The first RISSB Derailment Investigations and Analysis Workshop was held during the period 20-24 February 2012 in Canberra. It provided an opportunity for rail safety investigators to gain an insight in the area of derailment investigations.Over 90 Australian and overseas rail safety practitioners attended the two-day workshop and further a 25 attended the three-day practical exercises at the ARHS Kingston Railway Museum in Canberra.
The two-day workshop examined derailment issues. Many well-known railway derailment investigators provided the delegates with the benefit of their knowledge and experience. Additionally various derailment related topics and issues were discussed. These included derailment investigation and associated regulations, the investigation process, reporting layout, legal elements, human factors, the potential derailment triggers in rolling stock, infrastructure and operations, as well as examining a number of recent case studies.
Investigating a derailment scene is a complex task. Accordingly it is important to set a practical and realistic environment for attendees to learn the skills required to be competent in railway accident investigations. It is critical that rail safety investigators correctly identify the mechanisms of derailment and the contributing factors that caused the loss of guidance. The three-day practical session provided an pragmatic opportunity for those rail practitioners attending the workshop to gain and improve their knowledge base and skills in this area. The three day practical exercises focussed on what to observe, record and collect at a derailment site.

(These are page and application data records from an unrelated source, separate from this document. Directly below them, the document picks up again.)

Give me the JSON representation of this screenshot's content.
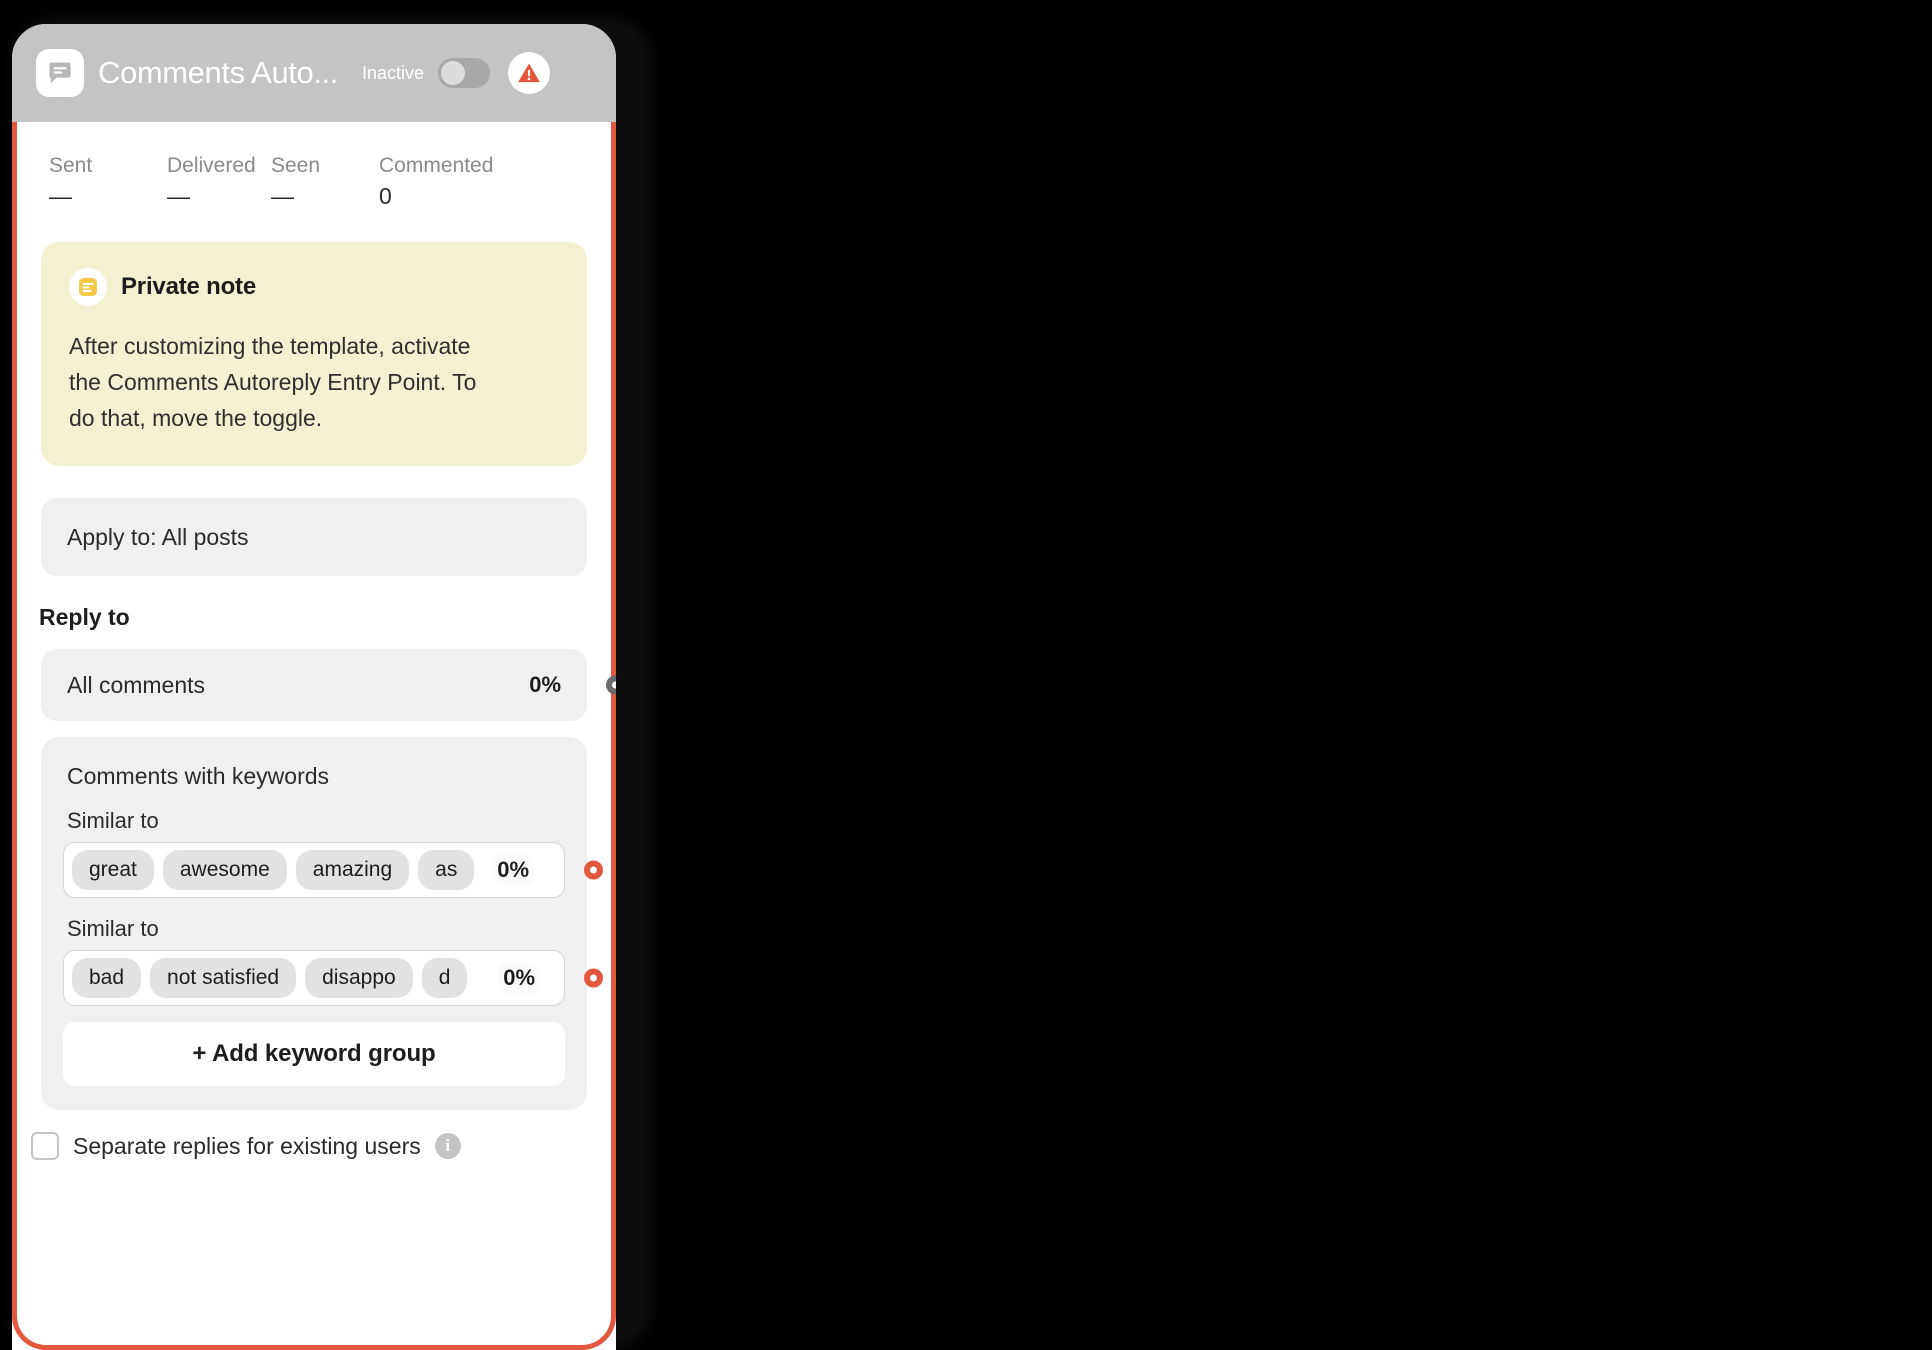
{
  "header": {
    "app_icon": "comment-bubble-icon",
    "title": "Comments Auto...",
    "status_label": "Inactive",
    "toggle_state": "off",
    "warning_icon": "warning-triangle-icon",
    "bar_color": "#c4c4c4"
  },
  "stats": [
    {
      "label": "Sent",
      "value": "—"
    },
    {
      "label": "Delivered",
      "value": "—"
    },
    {
      "label": "Seen",
      "value": "—"
    },
    {
      "label": "Commented",
      "value": "0"
    }
  ],
  "private_note": {
    "icon": "note-lines-icon",
    "title": "Private note",
    "body": "After customizing the template, activate the Comments Autoreply Entry Point. To do that, move the toggle.",
    "background": "#f4f1d0"
  },
  "apply_to": {
    "label": "Apply to: All posts"
  },
  "reply_to": {
    "heading": "Reply to",
    "all_comments": {
      "label": "All comments",
      "percent": "0%",
      "port_color": "#6c6c6c"
    },
    "keyword_panel": {
      "title": "Comments with keywords",
      "groups": [
        {
          "label": "Similar to",
          "tags": [
            "great",
            "awesome",
            "amazing",
            "as"
          ],
          "percent": "0%",
          "port_color": "#e2583f"
        },
        {
          "label": "Similar to",
          "tags": [
            "bad",
            "not satisfied",
            "disappo",
            "d"
          ],
          "percent": "0%",
          "port_color": "#e2583f"
        }
      ],
      "add_group_label": "+  Add keyword group"
    }
  },
  "separate_replies": {
    "checked": false,
    "label": "Separate replies for existing users",
    "info_icon": "info-icon",
    "info_glyph": "i"
  },
  "colors": {
    "accent": "#e2583f",
    "header_gray": "#c4c4c4",
    "note_yellow": "#f4f1d0",
    "field_gray": "#f0f0f0"
  }
}
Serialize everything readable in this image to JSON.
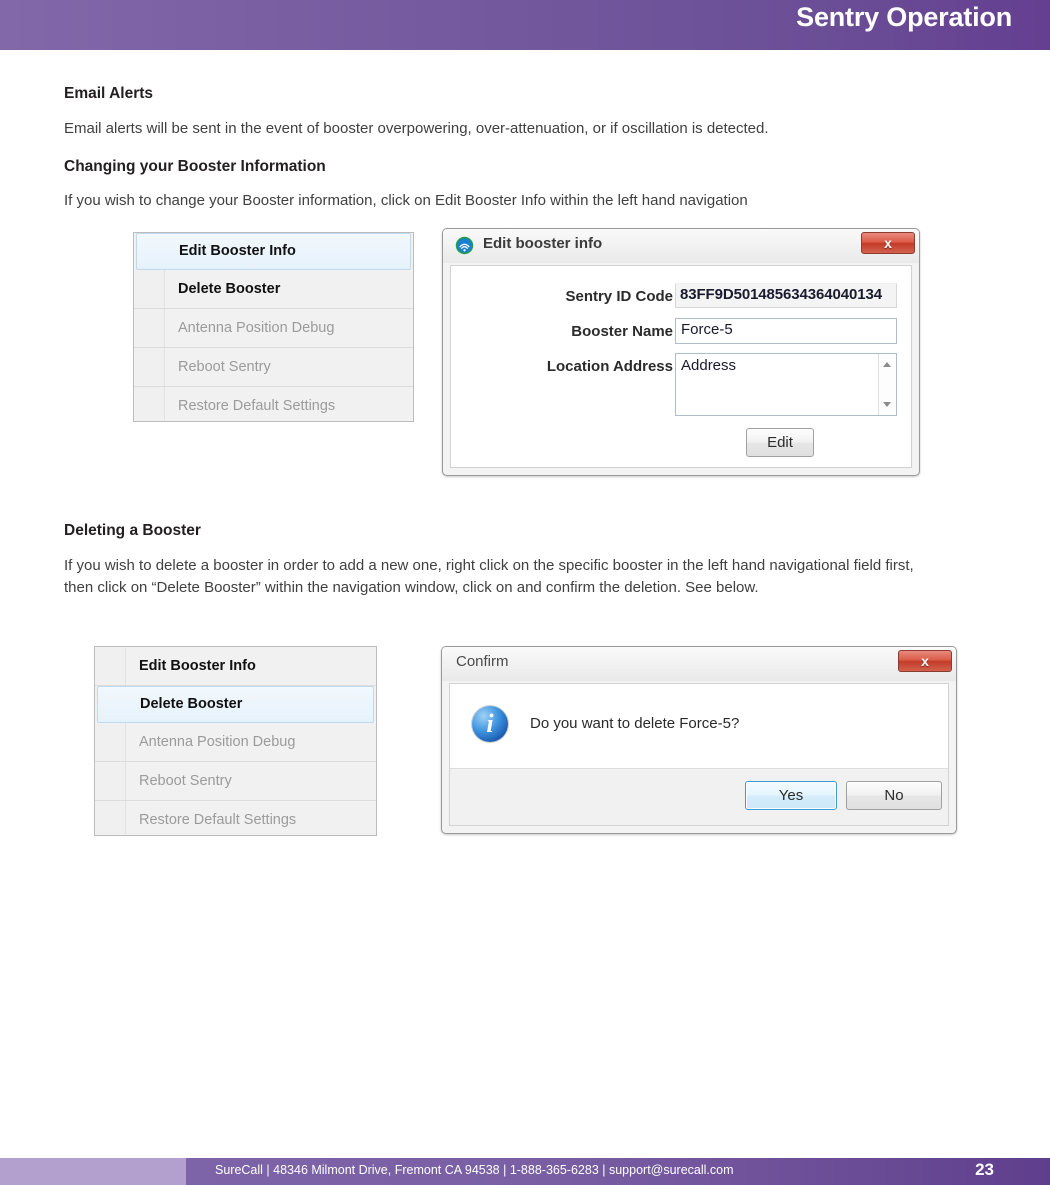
{
  "header": {
    "title": "Sentry Operation"
  },
  "sections": {
    "email_alerts": {
      "heading": "Email Alerts",
      "paragraph": "Email alerts will be sent in the event of booster overpowering, over-attenuation, or if oscillation is detected."
    },
    "changing_booster": {
      "heading": "Changing your Booster Information",
      "paragraph": "If you wish to change your Booster information, click on Edit Booster Info within the left hand navigation"
    },
    "deleting_booster": {
      "heading": "Deleting a Booster",
      "paragraph": "If you wish to delete a booster in order to add a new one, right click on the specific booster in the left hand navigational field first, then click on “Delete Booster” within the navigation window, click on and confirm the deletion. See below."
    }
  },
  "menu_one": {
    "items": [
      {
        "label": "Edit Booster Info",
        "state": "selected"
      },
      {
        "label": "Delete Booster",
        "state": "enabled"
      },
      {
        "label": "Antenna Position Debug",
        "state": "disabled"
      },
      {
        "label": "Reboot Sentry",
        "state": "disabled"
      },
      {
        "label": "Restore Default Settings",
        "state": "disabled"
      }
    ]
  },
  "menu_two": {
    "items": [
      {
        "label": "Edit Booster Info",
        "state": "enabled"
      },
      {
        "label": "Delete Booster",
        "state": "selected"
      },
      {
        "label": "Antenna Position Debug",
        "state": "disabled"
      },
      {
        "label": "Reboot Sentry",
        "state": "disabled"
      },
      {
        "label": "Restore Default Settings",
        "state": "disabled"
      }
    ]
  },
  "edit_dialog": {
    "title": "Edit booster info",
    "close_label": "x",
    "icon": "surecall-signal-icon",
    "fields": {
      "sentry_id_label": "Sentry ID Code",
      "sentry_id_value": "83FF9D501485634364040134",
      "booster_name_label": "Booster Name",
      "booster_name_value": "Force-5",
      "location_label": "Location Address",
      "location_value": "Address"
    },
    "edit_button": "Edit"
  },
  "confirm_dialog": {
    "title": "Confirm",
    "close_label": "x",
    "message": "Do you want to delete Force-5?",
    "yes_button": "Yes",
    "no_button": "No"
  },
  "footer": {
    "text": "SureCall | 48346 Milmont Drive, Fremont CA 94538 | 1-888-365-6283 | support@surecall.com",
    "page_number": "23"
  },
  "colors": {
    "header_purple_light": "#8268a9",
    "header_purple_dark": "#653f91",
    "footer_light_block": "#b3a0cf",
    "close_button_red": "#c23c28",
    "menu_selected_blue": "#e6f2fb"
  }
}
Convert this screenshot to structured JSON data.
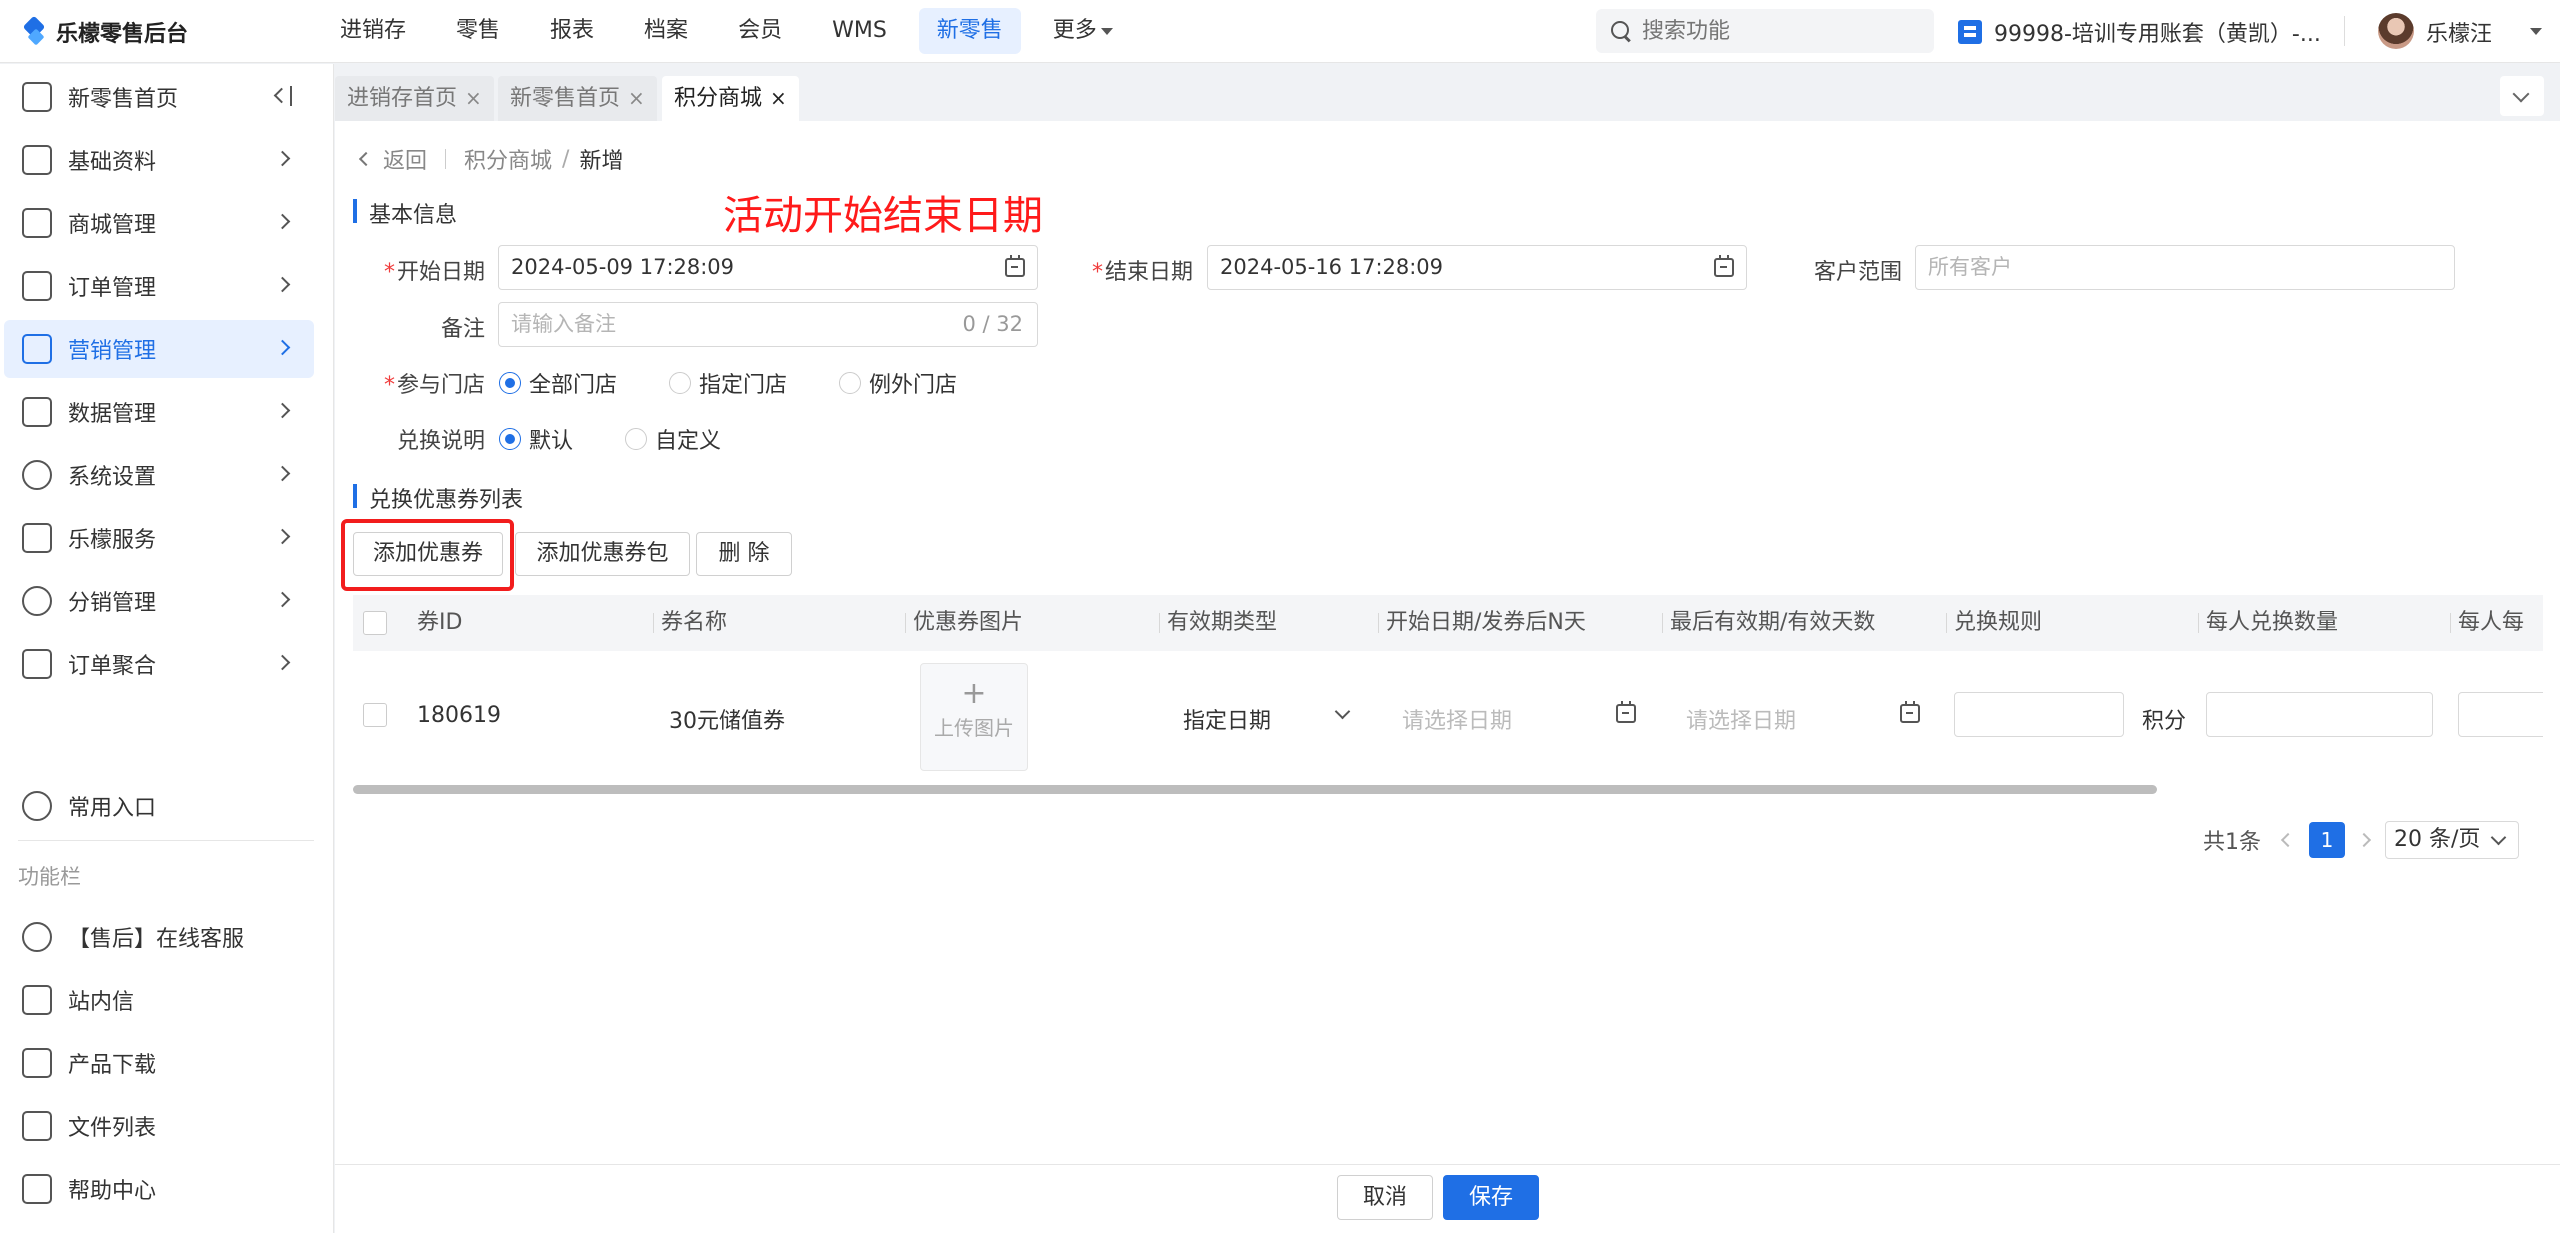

Mr Mike McLoughlin, a well known rail investigator in the UK, was the key speaker at the workshop and an instructor during the three day workshop. He said the workshop was “… an opportunity for the rail investigators to network, and to provide participants with an opportunity to learn new skills, and put them into practice. The workshop was mixed with theory and practical sessions, and addressed the basic methodology of derailment investigation.”
The three-day practical exercises were divided into five main learning areas, namely : derailment theory, evidence recording, rolling stock, Infrastructure, track survey and operations. The 25 attendees undertook a practical and theory test to evaluate their knowledge of the course content and to determine if the learning objectives were satisfied.
RISSB is very pleased with the industry response and the number of safety practitioners who attended this workshop. RISSB will continue to work with the rail industry to coordinate future derailment training seminars.
RISSB’s YouTube page contains a number of interviews with the key speakers as well as some thoughts about the five days from participants.
Additionally photographs for the workshop and practical exercises can be found at photo gallery here.
We’re looking at the possibility of holding another field course this July. If you’re interested in attending this practical course, please contact me directly at firstname.lastname@example.org